*The following is excerpted from an online article posted by StudyFinds.
COVID-19 has disrupted countless lives around the globe and still serves as a daily, unavoidable stressor. Now, researchers from the University of Waterloo are revealing just how detrimental the pandemic has been for multi-child families.
To start, the study finds that within a multi-child family, one child typically tends to be more affected by the pandemic than their siblings — experiencing more stress, anxiety, anger, and depression. Unfortunately, this development appears to create a negative feedback loop of poor parenting decisions. Stressed-out parents trying to navigate these uncertain times end up reacting harshly to the child in need of additional support.
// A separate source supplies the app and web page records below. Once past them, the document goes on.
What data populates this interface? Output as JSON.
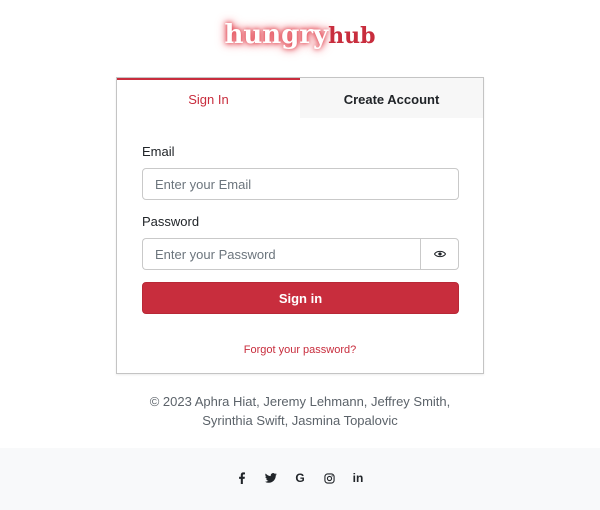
{
  "brand": {
    "part1": "hungry",
    "part2": "hub"
  },
  "tabs": [
    {
      "label": "Sign In",
      "active": true
    },
    {
      "label": "Create Account",
      "active": false
    }
  ],
  "form": {
    "email_label": "Email",
    "email_placeholder": "Enter your Email",
    "email_value": "",
    "password_label": "Password",
    "password_placeholder": "Enter your Password",
    "password_value": "",
    "submit_label": "Sign in",
    "forgot_label": "Forgot your password?"
  },
  "footer": {
    "copyright_line1": "© 2023 Aphra Hiat, Jeremy Lehmann, Jeffrey Smith,",
    "copyright_line2": "Syrinthia Swift, Jasmina Topalovic",
    "social": [
      {
        "icon": "facebook-icon",
        "glyph": "f"
      },
      {
        "icon": "twitter-icon",
        "glyph": ""
      },
      {
        "icon": "google-icon",
        "glyph": "G"
      },
      {
        "icon": "instagram-icon",
        "glyph": ""
      },
      {
        "icon": "linkedin-icon",
        "glyph": "in"
      }
    ]
  },
  "colors": {
    "accent": "#c82d3d",
    "footer_bg": "#f8f9fa",
    "inactive_tab_bg": "#f7f7f7"
  }
}
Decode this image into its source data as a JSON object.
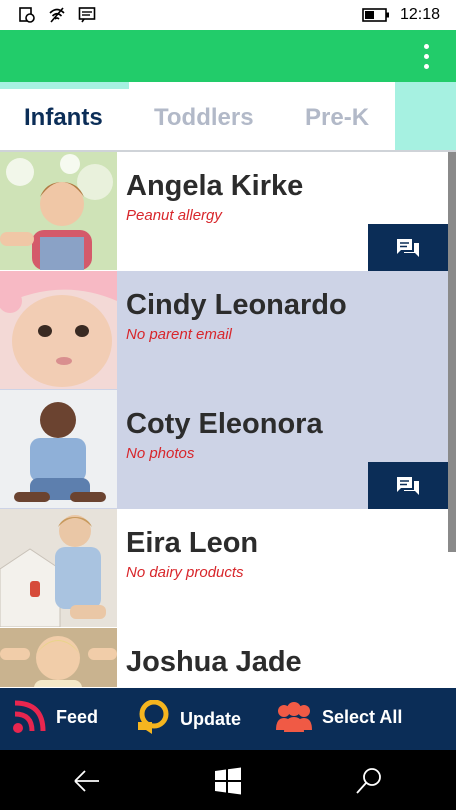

Data was collected on over 500 caregivers and 1,000 siblings for this study. More specifically, caregivers with at least two children (ages 5-18) filled out surveys asking about their COVID stress, overall family functioning, and mental health on numerous occasions during a two-month tracking period.
“Our study shows that parents tend to be most reactive and least positive to the child showing the highest levels of mental health difficulties,” says lead study author Dillon Browne, a professor of clinical psychology, in a university release.
“Struggles with mental health among family members exacerbate each other in a feedback loop,” he continues. “Our study suggests that the direction of influence appears to go from the child’s mental health to parenting, not parenting to child mental health.”
The study was published in the journal Developmental Psychology.